This bill — the Virginia Beach Strong Act — would confirm that cash contributions made to the Virginia Beach Tragedy Fund for the exclusive benefit of the families of the dead or wounded victims of the mass shooting in Virginia Beach, Virginia, on May 31, 2019, shall be treated as tax deductible contributions. This bill would also apply retroactively to donations made on or after May 31, 2019.
What is House Bill H.R. 4566?
Cost of House Bill H.R. 4566
In-Depth: Sponsoring Rep. Elaine Luria (D-VA) introduced this bill to ensure that donations to families of victims of the May 31, 2019, Virginia Beach mass shooting are tax-deductible:
“On May 31st, our Virginia Beach community experienced an unspeakable tragedy that led to the loss of 12 wonderful people. In the wake of our community’s darkest day, we saw countless selfless people donate to provide relief for grieving families. I am introducing the Virginia Beach Strong Act to make it easier to help bring more urgently-needed support to grieving families.”
In a joint statement, Senate sponsor Sen. Mark Warner (D-VA) and original Senate cosponsor Sen. Tim Kaine (D-VA) add:
“There is nothing we can do to undo this tragedy or bring back the individuals we lost in this senseless act of violence, but we can try to make it as easy as possible for families and those injured to get the relief they need. This legislation will further incentivize donations to the Virginia Beach Tragedy Fund by making sure that contributions to victims and families are permitted to be treated as charitable contributions.”
George Washington University professor Joseph Cordes says that the IRS’ rule against allowing nonprofits to benefit specific individuals is an important protection against fraud. He explains, “People will set up nonprofits and essentially the benefits really go to family members or specific individuals, and the IRS wants to prevent that from happening.” In light of this context, Cordes believes this legislation may face criticism because it applies to only one situation. Instead, he suggests, “One could as a public policy matter decide to make an exception for specifically those kinds of funds, but that would be better done at a national level.”
This legislation has eight bipartisan House cosponsors, including six Democrats and two Republicans. Its Senate companion, sponsored by Sen. Mark Warner (D-VA), has one Senate cosponsor, Sen. Tim Kaine (D-VA).
Of Note: On May 31, 2019, a gunman opened fire at the Virginia Beach Municipal Center. He killed 12 people and injured four.
Soon after the shooting, the United Way of South Hampton Roads established a fund, the Virginia Beach Tragedy Fund, to help victims, survivors, and their families. However, because the fund was set up exclusively for the benefit of the shooting victims, it violates a 501(c)(3) nonprofit charitable tax rule that prohibits charitable funds from being earmarked for specific individuals. Consequently, donations to the fund aren’t currently tax-deductible.
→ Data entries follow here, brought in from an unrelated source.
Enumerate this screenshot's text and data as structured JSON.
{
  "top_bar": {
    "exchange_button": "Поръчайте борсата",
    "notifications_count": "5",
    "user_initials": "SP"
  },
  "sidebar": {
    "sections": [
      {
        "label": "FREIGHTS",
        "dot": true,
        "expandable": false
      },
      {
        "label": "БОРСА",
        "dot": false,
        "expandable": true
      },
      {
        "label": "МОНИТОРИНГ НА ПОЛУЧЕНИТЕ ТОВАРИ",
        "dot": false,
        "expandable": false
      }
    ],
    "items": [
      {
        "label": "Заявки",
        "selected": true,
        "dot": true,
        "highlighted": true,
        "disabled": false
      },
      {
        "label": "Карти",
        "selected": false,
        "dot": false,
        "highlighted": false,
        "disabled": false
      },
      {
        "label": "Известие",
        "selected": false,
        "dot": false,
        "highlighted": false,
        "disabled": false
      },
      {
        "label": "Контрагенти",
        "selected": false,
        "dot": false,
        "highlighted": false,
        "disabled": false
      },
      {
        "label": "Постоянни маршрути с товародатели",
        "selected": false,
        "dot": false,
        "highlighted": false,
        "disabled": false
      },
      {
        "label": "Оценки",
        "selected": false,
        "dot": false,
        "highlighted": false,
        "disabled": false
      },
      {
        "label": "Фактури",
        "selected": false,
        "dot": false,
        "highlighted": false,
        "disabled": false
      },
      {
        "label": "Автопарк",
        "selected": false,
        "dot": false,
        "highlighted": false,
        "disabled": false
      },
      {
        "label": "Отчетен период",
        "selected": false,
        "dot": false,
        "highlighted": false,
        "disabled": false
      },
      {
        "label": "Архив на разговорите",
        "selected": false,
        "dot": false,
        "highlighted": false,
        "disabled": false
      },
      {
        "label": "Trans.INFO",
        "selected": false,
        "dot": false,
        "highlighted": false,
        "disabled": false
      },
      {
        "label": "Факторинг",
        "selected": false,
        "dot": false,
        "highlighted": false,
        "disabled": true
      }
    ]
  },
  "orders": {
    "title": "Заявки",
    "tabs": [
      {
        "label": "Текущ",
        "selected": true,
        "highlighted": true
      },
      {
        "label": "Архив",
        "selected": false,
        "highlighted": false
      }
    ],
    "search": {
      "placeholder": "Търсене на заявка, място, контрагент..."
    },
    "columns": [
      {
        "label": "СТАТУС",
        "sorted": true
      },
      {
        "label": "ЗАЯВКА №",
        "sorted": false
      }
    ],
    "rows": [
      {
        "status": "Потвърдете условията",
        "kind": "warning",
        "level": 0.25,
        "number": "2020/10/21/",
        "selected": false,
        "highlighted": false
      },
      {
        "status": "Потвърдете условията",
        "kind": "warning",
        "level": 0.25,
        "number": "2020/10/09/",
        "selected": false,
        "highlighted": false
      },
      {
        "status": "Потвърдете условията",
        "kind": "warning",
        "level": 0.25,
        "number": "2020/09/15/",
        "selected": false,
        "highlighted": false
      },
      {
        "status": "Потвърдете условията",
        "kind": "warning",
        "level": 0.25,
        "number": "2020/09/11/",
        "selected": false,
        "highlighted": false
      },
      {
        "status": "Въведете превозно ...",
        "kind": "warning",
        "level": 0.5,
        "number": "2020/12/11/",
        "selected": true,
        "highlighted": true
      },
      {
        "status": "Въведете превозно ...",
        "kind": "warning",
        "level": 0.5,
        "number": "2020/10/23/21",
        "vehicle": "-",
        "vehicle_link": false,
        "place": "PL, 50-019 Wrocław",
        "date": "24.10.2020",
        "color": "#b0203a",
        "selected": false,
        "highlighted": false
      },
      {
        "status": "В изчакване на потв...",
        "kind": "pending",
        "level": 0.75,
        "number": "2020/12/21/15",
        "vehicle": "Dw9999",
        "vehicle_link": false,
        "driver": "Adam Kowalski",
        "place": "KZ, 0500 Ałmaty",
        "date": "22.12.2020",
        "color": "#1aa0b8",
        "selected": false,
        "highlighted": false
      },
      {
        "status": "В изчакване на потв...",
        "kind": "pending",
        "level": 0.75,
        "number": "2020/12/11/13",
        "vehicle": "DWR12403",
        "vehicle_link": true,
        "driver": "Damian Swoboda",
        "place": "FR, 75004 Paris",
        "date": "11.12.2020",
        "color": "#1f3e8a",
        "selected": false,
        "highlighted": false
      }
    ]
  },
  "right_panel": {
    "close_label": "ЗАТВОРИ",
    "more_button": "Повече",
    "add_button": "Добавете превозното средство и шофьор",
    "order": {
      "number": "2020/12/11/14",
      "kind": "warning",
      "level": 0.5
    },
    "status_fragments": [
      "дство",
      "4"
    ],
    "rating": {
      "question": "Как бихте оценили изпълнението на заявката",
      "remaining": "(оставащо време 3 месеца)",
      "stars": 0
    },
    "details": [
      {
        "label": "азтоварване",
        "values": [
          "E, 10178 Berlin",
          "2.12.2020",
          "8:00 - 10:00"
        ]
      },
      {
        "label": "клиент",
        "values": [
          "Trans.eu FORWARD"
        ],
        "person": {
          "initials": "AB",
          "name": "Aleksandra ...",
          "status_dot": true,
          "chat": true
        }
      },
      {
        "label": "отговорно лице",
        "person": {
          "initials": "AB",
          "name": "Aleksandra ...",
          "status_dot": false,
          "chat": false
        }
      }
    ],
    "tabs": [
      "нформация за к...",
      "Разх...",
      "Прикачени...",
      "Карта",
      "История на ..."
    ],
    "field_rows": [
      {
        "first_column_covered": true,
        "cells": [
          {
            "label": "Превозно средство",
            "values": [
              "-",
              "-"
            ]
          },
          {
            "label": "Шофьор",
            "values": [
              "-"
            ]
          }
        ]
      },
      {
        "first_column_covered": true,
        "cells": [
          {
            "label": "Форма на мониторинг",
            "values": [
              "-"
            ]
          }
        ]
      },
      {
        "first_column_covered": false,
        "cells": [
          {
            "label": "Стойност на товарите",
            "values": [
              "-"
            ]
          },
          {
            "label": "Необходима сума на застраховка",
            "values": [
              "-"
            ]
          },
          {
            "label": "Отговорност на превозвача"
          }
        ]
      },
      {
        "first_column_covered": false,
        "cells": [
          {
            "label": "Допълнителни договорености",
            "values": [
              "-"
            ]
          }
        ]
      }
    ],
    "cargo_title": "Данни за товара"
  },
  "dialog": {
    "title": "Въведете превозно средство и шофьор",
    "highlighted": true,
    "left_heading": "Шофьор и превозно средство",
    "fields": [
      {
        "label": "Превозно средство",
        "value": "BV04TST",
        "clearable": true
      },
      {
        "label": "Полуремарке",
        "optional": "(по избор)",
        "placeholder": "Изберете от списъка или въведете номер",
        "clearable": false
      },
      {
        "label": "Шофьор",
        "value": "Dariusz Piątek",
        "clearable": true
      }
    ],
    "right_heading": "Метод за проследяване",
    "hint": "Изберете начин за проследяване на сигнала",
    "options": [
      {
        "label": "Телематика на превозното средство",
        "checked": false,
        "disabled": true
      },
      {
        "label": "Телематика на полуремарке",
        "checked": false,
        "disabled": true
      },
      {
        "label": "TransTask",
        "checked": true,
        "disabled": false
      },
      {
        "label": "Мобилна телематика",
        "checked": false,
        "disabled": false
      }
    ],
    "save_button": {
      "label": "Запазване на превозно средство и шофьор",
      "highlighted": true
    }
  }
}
As of mid-October 2019, the Fund had raised over $4 million from individuals and businesses.
- Sponsoring Rep. Elaine Luria (D-VA) Press Release
- Senate Sponsor Sen. Mark Warner (D-VA) Press Release
- The Dogwood
- Virginia Beach Tragedy Fund (Context)
Summary by Lorelei Yang
(Photo Credit: iStockphoto.com / CatLane)
Virginia Beach Strong Act
To accelerate the income tax benefits for charitable cash contributions for the relief of the families of victims of the mass shooting in Virginia Beach, Virginia, on May 31, 2019.
- Not enactedThe President has not signed this bill
- The senate has not voted
- The house has not voted
Committee on Ways and MeansIntroducedSeptember 27th, 2019
- house Committees